## Prompt
From the entries provided below, copy each line that contains the word "color".
··········
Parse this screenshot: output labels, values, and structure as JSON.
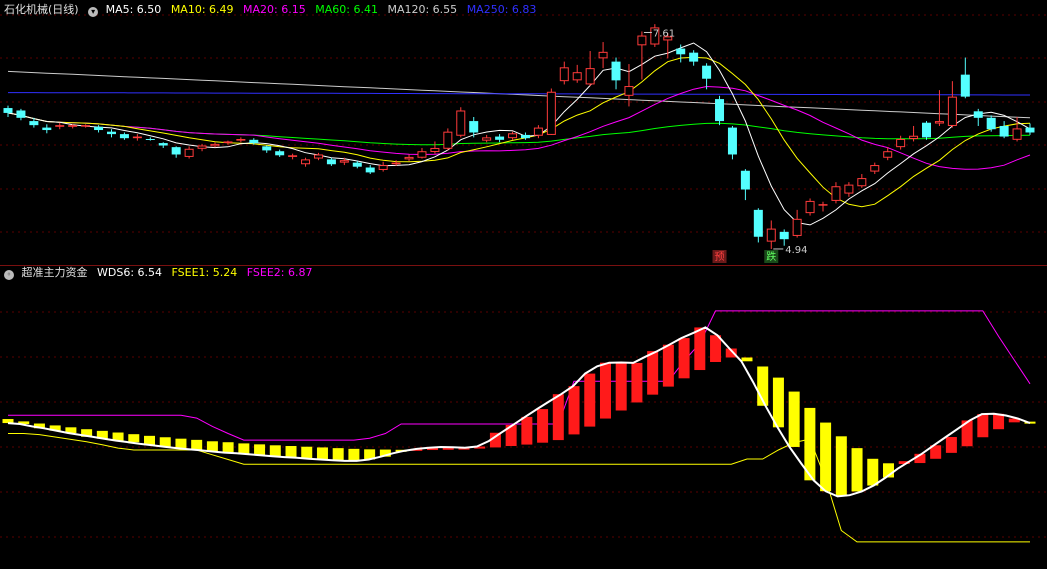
{
  "upper_panel": {
    "stock_name": "石化机械(日线)",
    "indicators": [
      {
        "label": "MA5: 6.50",
        "color": "#ffffff"
      },
      {
        "label": "MA10: 6.49",
        "color": "#ffff00"
      },
      {
        "label": "MA20: 6.15",
        "color": "#ff00ff"
      },
      {
        "label": "MA60: 6.41",
        "color": "#00ff00"
      },
      {
        "label": "MA120: 6.55",
        "color": "#cccccc"
      },
      {
        "label": "MA250: 6.83",
        "color": "#3030ff"
      }
    ],
    "high_marker": "7.61",
    "low_marker": "4.94",
    "badges": [
      {
        "text": "预",
        "color": "#ff4040",
        "bg": "#6a1a1a"
      },
      {
        "text": "跌",
        "color": "#60ff60",
        "bg": "#1a4a1a"
      }
    ]
  },
  "lower_panel": {
    "indicator_name": "超准主力资金",
    "values": [
      {
        "label": "WDS6: 6.54",
        "color": "#ffffff"
      },
      {
        "label": "FSEE1: 5.24",
        "color": "#ffff00"
      },
      {
        "label": "FSEE2: 6.87",
        "color": "#ff00ff"
      }
    ]
  },
  "chart_data": [
    {
      "type": "candlestick",
      "title": "石化机械(日线)",
      "ohlc": [
        [
          6.67,
          6.61,
          6.7,
          6.56
        ],
        [
          6.64,
          6.55,
          6.66,
          6.52
        ],
        [
          6.51,
          6.46,
          6.55,
          6.43
        ],
        [
          6.43,
          6.4,
          6.47,
          6.36
        ],
        [
          6.44,
          6.46,
          6.49,
          6.41
        ],
        [
          6.44,
          6.46,
          6.47,
          6.42
        ],
        [
          6.45,
          6.46,
          6.47,
          6.43
        ],
        [
          6.44,
          6.4,
          6.46,
          6.37
        ],
        [
          6.38,
          6.35,
          6.41,
          6.31
        ],
        [
          6.35,
          6.3,
          6.37,
          6.28
        ],
        [
          6.3,
          6.32,
          6.35,
          6.27
        ],
        [
          6.29,
          6.28,
          6.31,
          6.27
        ],
        [
          6.24,
          6.21,
          6.25,
          6.18
        ],
        [
          6.19,
          6.1,
          6.2,
          6.06
        ],
        [
          6.07,
          6.17,
          6.2,
          6.05
        ],
        [
          6.17,
          6.21,
          6.23,
          6.14
        ],
        [
          6.2,
          6.23,
          6.25,
          6.19
        ],
        [
          6.24,
          6.26,
          6.27,
          6.22
        ],
        [
          6.27,
          6.29,
          6.31,
          6.25
        ],
        [
          6.28,
          6.24,
          6.3,
          6.22
        ],
        [
          6.2,
          6.15,
          6.21,
          6.12
        ],
        [
          6.14,
          6.09,
          6.16,
          6.07
        ],
        [
          6.07,
          6.09,
          6.11,
          6.04
        ],
        [
          5.98,
          6.04,
          6.06,
          5.95
        ],
        [
          6.05,
          6.1,
          6.12,
          6.03
        ],
        [
          6.04,
          5.98,
          6.06,
          5.96
        ],
        [
          6.0,
          6.03,
          6.06,
          5.97
        ],
        [
          6.0,
          5.95,
          6.02,
          5.93
        ],
        [
          5.94,
          5.88,
          5.97,
          5.86
        ],
        [
          5.91,
          5.97,
          6.01,
          5.89
        ],
        [
          5.98,
          6.0,
          6.03,
          5.96
        ],
        [
          6.04,
          6.07,
          6.1,
          6.02
        ],
        [
          6.06,
          6.14,
          6.18,
          6.05
        ],
        [
          6.13,
          6.18,
          6.26,
          6.11
        ],
        [
          6.17,
          6.38,
          6.42,
          6.15
        ],
        [
          6.33,
          6.64,
          6.68,
          6.31
        ],
        [
          6.51,
          6.37,
          6.56,
          6.31
        ],
        [
          6.27,
          6.31,
          6.34,
          6.25
        ],
        [
          6.32,
          6.28,
          6.35,
          6.25
        ],
        [
          6.3,
          6.36,
          6.38,
          6.28
        ],
        [
          6.34,
          6.3,
          6.37,
          6.28
        ],
        [
          6.33,
          6.43,
          6.46,
          6.3
        ],
        [
          6.34,
          6.87,
          6.91,
          6.34
        ],
        [
          7.0,
          7.17,
          7.24,
          6.96
        ],
        [
          7.01,
          7.11,
          7.2,
          6.98
        ],
        [
          6.96,
          7.16,
          7.37,
          6.94
        ],
        [
          7.28,
          7.36,
          7.48,
          7.16
        ],
        [
          7.24,
          7.01,
          7.29,
          6.9
        ],
        [
          6.82,
          6.94,
          7.21,
          6.69
        ],
        [
          7.44,
          7.56,
          7.61,
          7.02
        ],
        [
          7.45,
          7.66,
          7.7,
          7.42
        ],
        [
          7.5,
          7.55,
          7.59,
          7.28
        ],
        [
          7.4,
          7.33,
          7.45,
          7.23
        ],
        [
          7.35,
          7.24,
          7.38,
          7.19
        ],
        [
          7.19,
          7.03,
          7.22,
          6.9
        ],
        [
          6.78,
          6.51,
          6.82,
          6.46
        ],
        [
          6.43,
          6.1,
          6.45,
          6.04
        ],
        [
          5.9,
          5.67,
          5.92,
          5.54
        ],
        [
          5.42,
          5.09,
          5.44,
          5.02
        ],
        [
          5.03,
          5.19,
          5.29,
          4.94
        ],
        [
          5.15,
          5.06,
          5.18,
          4.98
        ],
        [
          5.1,
          5.31,
          5.42,
          5.08
        ],
        [
          5.38,
          5.53,
          5.56,
          5.35
        ],
        [
          5.49,
          5.49,
          5.52,
          5.4
        ],
        [
          5.53,
          5.71,
          5.76,
          5.5
        ],
        [
          5.62,
          5.73,
          5.76,
          5.58
        ],
        [
          5.71,
          5.81,
          5.86,
          5.69
        ],
        [
          5.89,
          5.97,
          6.0,
          5.86
        ],
        [
          6.06,
          6.14,
          6.19,
          6.03
        ],
        [
          6.19,
          6.29,
          6.33,
          6.16
        ],
        [
          6.29,
          6.33,
          6.45,
          6.26
        ],
        [
          6.49,
          6.31,
          6.51,
          6.28
        ],
        [
          6.48,
          6.51,
          6.89,
          6.45
        ],
        [
          6.45,
          6.81,
          7.0,
          6.43
        ],
        [
          7.08,
          6.81,
          7.29,
          6.79
        ],
        [
          6.63,
          6.55,
          6.66,
          6.45
        ],
        [
          6.55,
          6.41,
          6.58,
          6.38
        ],
        [
          6.45,
          6.32,
          6.51,
          6.3
        ],
        [
          6.28,
          6.42,
          6.56,
          6.26
        ],
        [
          6.43,
          6.37,
          6.48,
          6.34
        ]
      ],
      "series": [
        {
          "name": "MA5",
          "last": 6.5
        },
        {
          "name": "MA10",
          "last": 6.49
        },
        {
          "name": "MA20",
          "last": 6.15
        },
        {
          "name": "MA60",
          "last": 6.41
        },
        {
          "name": "MA120",
          "last": 6.55
        },
        {
          "name": "MA250",
          "last": 6.83
        }
      ],
      "annotations": [
        {
          "text": "7.61",
          "bar": 49
        },
        {
          "text": "4.94",
          "bar": 59
        }
      ],
      "ylim": [
        4.78,
        7.8
      ],
      "grid": true
    },
    {
      "type": "bar+line",
      "title": "超准主力资金",
      "bar_values": [
        6.71,
        6.61,
        6.52,
        6.44,
        6.36,
        6.28,
        6.21,
        6.14,
        6.07,
        6.0,
        5.94,
        5.88,
        5.83,
        5.77,
        5.73,
        5.68,
        5.64,
        5.6,
        5.57,
        5.54,
        5.51,
        5.48,
        5.45,
        5.43,
        5.42,
        5.41,
        5.4,
        5.4,
        5.41,
        5.43,
        5.46,
        5.51,
        5.57,
        5.63,
        5.71,
        5.82,
        6.06,
        6.39,
        6.73,
        7.07,
        7.41,
        7.74,
        8.08,
        8.43,
        8.78,
        9.12,
        9.31,
        9.31,
        8.93,
        8.46,
        7.87,
        7.18,
        6.56,
        5.98,
        5.48,
        5.03,
        4.84,
        4.81,
        4.85,
        5.03,
        5.28,
        5.56,
        5.94,
        6.28,
        6.57,
        6.6
      ],
      "series": [
        {
          "name": "WDS6",
          "values": [
            6.54,
            6.5,
            6.4,
            6.32,
            6.22,
            6.12,
            6.04,
            5.96,
            5.88,
            5.8,
            5.73,
            5.66,
            5.6,
            5.54,
            5.48,
            5.43,
            5.39,
            5.34,
            5.29,
            5.26,
            5.22,
            5.18,
            5.14,
            5.1,
            5.07,
            5.03,
            5.0,
            4.97,
            4.94,
            4.94,
            5.0,
            5.12,
            5.26,
            5.37,
            5.45,
            5.5,
            5.53,
            5.52,
            5.5,
            5.55,
            5.78,
            6.13,
            6.46,
            6.8,
            7.13,
            7.45,
            7.76,
            8.1,
            8.63,
            8.94,
            9.09,
            9.1,
            9.08,
            9.34,
            9.58,
            9.85,
            10.13,
            10.35,
            10.58,
            10.25,
            9.69,
            9.15,
            8.24,
            7.27,
            6.36,
            5.53,
            4.81,
            4.12,
            3.66,
            3.44,
            3.49,
            3.65,
            3.9,
            4.24,
            4.61,
            4.93,
            5.24,
            5.6,
            5.95,
            6.3,
            6.65,
            6.92,
            6.93,
            6.86,
            6.73,
            6.54
          ]
        },
        {
          "name": "FSEE1",
          "values": [
            6.1,
            6.1,
            6.05,
            5.95,
            5.85,
            5.75,
            5.62,
            5.48,
            5.4,
            5.4,
            5.4,
            5.4,
            5.4,
            5.2,
            5.0,
            4.8,
            4.8,
            4.8,
            4.8,
            4.8,
            4.8,
            4.8,
            4.8,
            4.8,
            4.8,
            4.8,
            4.8,
            4.8,
            4.8,
            4.8,
            4.8,
            4.8,
            4.8,
            4.8,
            4.8,
            4.8,
            4.8,
            4.8,
            4.8,
            4.8,
            4.8,
            4.8,
            4.8,
            4.8,
            4.8,
            4.8,
            4.8,
            5.02,
            5.02,
            5.4,
            5.72,
            5.86,
            4.18,
            2.0,
            1.52,
            1.52,
            1.52,
            1.52,
            1.52,
            1.52,
            1.52,
            1.52,
            1.52,
            1.52,
            1.52,
            1.52
          ]
        },
        {
          "name": "FSEE2",
          "values": [
            6.87,
            6.87,
            6.87,
            6.87,
            6.87,
            6.87,
            6.87,
            6.87,
            6.87,
            6.87,
            6.87,
            6.87,
            6.75,
            6.4,
            6.1,
            5.82,
            5.82,
            5.82,
            5.82,
            5.82,
            5.82,
            5.82,
            5.82,
            5.9,
            6.1,
            6.5,
            6.5,
            6.5,
            6.5,
            6.5,
            6.5,
            6.5,
            6.5,
            6.5,
            6.5,
            6.5,
            8.31,
            8.31,
            8.31,
            8.31,
            8.31,
            8.31,
            8.31,
            9.16,
            9.91,
            11.28,
            11.28,
            11.28,
            11.28,
            11.28,
            11.28,
            11.28,
            11.28,
            11.28,
            11.28,
            11.28,
            11.28,
            11.28,
            11.28,
            11.28,
            11.28,
            11.28,
            11.28,
            10.2,
            9.2,
            8.2
          ]
        }
      ],
      "ylim": [
        0.5,
        12.5
      ],
      "grid": true
    }
  ]
}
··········
## Task output
        "color": "#ffffff"
        "color": "#ffff00"
        "color": "#ff00ff"
        "color": "#00ff00"
        "color": "#cccccc"
        "color": "#3030ff"
        "color": "#ff4040",
        "color": "#60ff60",
        "color": "#ffffff"
        "color": "#ffff00"
        "color": "#ff00ff"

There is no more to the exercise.